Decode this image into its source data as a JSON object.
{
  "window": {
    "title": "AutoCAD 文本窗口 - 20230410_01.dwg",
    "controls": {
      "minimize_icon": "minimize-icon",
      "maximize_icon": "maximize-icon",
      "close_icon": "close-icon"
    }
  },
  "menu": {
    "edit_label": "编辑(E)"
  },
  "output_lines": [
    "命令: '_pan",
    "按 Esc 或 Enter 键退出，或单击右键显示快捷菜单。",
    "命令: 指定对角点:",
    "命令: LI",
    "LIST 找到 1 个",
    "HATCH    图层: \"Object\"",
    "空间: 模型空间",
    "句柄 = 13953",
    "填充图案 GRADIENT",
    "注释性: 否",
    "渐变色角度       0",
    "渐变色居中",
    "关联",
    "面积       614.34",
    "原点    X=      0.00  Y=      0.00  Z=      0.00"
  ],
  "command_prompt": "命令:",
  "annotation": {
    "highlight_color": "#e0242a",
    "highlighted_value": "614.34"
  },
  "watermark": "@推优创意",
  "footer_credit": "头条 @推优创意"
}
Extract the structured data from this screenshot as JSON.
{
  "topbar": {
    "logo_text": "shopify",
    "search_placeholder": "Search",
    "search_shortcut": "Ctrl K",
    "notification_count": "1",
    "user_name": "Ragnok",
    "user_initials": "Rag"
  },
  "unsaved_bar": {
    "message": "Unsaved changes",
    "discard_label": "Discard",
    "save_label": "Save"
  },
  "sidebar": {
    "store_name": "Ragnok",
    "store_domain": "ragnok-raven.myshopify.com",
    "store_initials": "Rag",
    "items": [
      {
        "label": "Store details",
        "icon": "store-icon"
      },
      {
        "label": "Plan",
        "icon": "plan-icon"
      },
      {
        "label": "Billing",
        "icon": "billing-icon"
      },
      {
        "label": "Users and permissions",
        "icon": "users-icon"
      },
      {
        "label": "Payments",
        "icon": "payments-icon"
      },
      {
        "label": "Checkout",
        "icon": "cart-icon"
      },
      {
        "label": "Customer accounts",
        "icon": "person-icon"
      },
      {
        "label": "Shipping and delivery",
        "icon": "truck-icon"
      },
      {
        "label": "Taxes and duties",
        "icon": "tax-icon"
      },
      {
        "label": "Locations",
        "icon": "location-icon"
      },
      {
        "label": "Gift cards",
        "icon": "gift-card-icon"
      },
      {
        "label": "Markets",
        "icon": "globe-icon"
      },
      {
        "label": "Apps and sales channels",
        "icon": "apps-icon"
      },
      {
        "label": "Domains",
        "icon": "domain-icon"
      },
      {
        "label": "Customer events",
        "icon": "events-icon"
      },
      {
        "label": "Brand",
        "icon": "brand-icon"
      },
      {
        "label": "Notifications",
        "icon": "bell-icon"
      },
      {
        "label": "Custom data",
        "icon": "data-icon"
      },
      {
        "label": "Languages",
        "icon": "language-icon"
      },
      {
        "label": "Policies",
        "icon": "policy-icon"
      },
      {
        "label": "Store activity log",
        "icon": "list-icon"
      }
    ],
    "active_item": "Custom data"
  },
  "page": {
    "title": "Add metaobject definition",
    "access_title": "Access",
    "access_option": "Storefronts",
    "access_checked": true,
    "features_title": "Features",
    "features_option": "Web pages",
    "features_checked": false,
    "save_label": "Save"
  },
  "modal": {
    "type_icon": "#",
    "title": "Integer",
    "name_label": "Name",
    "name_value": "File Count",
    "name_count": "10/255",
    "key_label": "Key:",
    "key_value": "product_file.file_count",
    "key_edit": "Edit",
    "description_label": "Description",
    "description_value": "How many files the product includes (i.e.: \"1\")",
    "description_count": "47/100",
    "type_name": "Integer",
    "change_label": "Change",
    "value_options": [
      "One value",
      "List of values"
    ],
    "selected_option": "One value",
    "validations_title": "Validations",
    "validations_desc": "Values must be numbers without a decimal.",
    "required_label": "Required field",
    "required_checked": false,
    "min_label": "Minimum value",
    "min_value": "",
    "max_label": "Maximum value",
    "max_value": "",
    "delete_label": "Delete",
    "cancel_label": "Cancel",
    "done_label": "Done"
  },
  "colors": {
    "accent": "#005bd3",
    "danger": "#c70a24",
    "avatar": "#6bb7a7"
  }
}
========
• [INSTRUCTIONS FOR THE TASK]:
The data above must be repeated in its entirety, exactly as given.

• [TASK RESPONSE]:
Decode this image into its source data as a JSON object.
{
  "window": {
    "title": "AutoCAD 文本窗口 - 20230410_01.dwg",
    "controls": {
      "minimize_icon": "minimize-icon",
      "maximize_icon": "maximize-icon",
      "close_icon": "close-icon"
    }
  },
  "menu": {
    "edit_label": "编辑(E)"
  },
  "output_lines": [
    "命令: '_pan",
    "按 Esc 或 Enter 键退出，或单击右键显示快捷菜单。",
    "命令: 指定对角点:",
    "命令: LI",
    "LIST 找到 1 个",
    "HATCH    图层: \"Object\"",
    "空间: 模型空间",
    "句柄 = 13953",
    "填充图案 GRADIENT",
    "注释性: 否",
    "渐变色角度       0",
    "渐变色居中",
    "关联",
    "面积       614.34",
    "原点    X=      0.00  Y=      0.00  Z=      0.00"
  ],
  "command_prompt": "命令:",
  "annotation": {
    "highlight_color": "#e0242a",
    "highlighted_value": "614.34"
  },
  "watermark": "@推优创意",
  "footer_credit": "头条 @推优创意"
}
Extract the structured data from this screenshot as JSON.
{
  "topbar": {
    "logo_text": "shopify",
    "search_placeholder": "Search",
    "search_shortcut": "Ctrl K",
    "notification_count": "1",
    "user_name": "Ragnok",
    "user_initials": "Rag"
  },
  "unsaved_bar": {
    "message": "Unsaved changes",
    "discard_label": "Discard",
    "save_label": "Save"
  },
  "sidebar": {
    "store_name": "Ragnok",
    "store_domain": "ragnok-raven.myshopify.com",
    "store_initials": "Rag",
    "items": [
      {
        "label": "Store details",
        "icon": "store-icon"
      },
      {
        "label": "Plan",
        "icon": "plan-icon"
      },
      {
        "label": "Billing",
        "icon": "billing-icon"
      },
      {
        "label": "Users and permissions",
        "icon": "users-icon"
      },
      {
        "label": "Payments",
        "icon": "payments-icon"
      },
      {
        "label": "Checkout",
        "icon": "cart-icon"
      },
      {
        "label": "Customer accounts",
        "icon": "person-icon"
      },
      {
        "label": "Shipping and delivery",
        "icon": "truck-icon"
      },
      {
        "label": "Taxes and duties",
        "icon": "tax-icon"
      },
      {
        "label": "Locations",
        "icon": "location-icon"
      },
      {
        "label": "Gift cards",
        "icon": "gift-card-icon"
      },
      {
        "label": "Markets",
        "icon": "globe-icon"
      },
      {
        "label": "Apps and sales channels",
        "icon": "apps-icon"
      },
      {
        "label": "Domains",
        "icon": "domain-icon"
      },
      {
        "label": "Customer events",
        "icon": "events-icon"
      },
      {
        "label": "Brand",
        "icon": "brand-icon"
      },
      {
        "label": "Notifications",
        "icon": "bell-icon"
      },
      {
        "label": "Custom data",
        "icon": "data-icon"
      },
      {
        "label": "Languages",
        "icon": "language-icon"
      },
      {
        "label": "Policies",
        "icon": "policy-icon"
      },
      {
        "label": "Store activity log",
        "icon": "list-icon"
      }
    ],
    "active_item": "Custom data"
  },
  "page": {
    "title": "Add metaobject definition",
    "access_title": "Access",
    "access_option": "Storefronts",
    "access_checked": true,
    "features_title": "Features",
    "features_option": "Web pages",
    "features_checked": false,
    "save_label": "Save"
  },
  "modal": {
    "type_icon": "#",
    "title": "Integer",
    "name_label": "Name",
    "name_value": "File Count",
    "name_count": "10/255",
    "key_label": "Key:",
    "key_value": "product_file.file_count",
    "key_edit": "Edit",
    "description_label": "Description",
    "description_value": "How many files the product includes (i.e.: \"1\")",
    "description_count": "47/100",
    "type_name": "Integer",
    "change_label": "Change",
    "value_options": [
      "One value",
      "List of values"
    ],
    "selected_option": "One value",
    "validations_title": "Validations",
    "validations_desc": "Values must be numbers without a decimal.",
    "required_label": "Required field",
    "required_checked": false,
    "min_label": "Minimum value",
    "min_value": "",
    "max_label": "Maximum value",
    "max_value": "",
    "delete_label": "Delete",
    "cancel_label": "Cancel",
    "done_label": "Done"
  },
  "colors": {
    "accent": "#005bd3",
    "danger": "#c70a24",
    "avatar": "#6bb7a7"
  }
}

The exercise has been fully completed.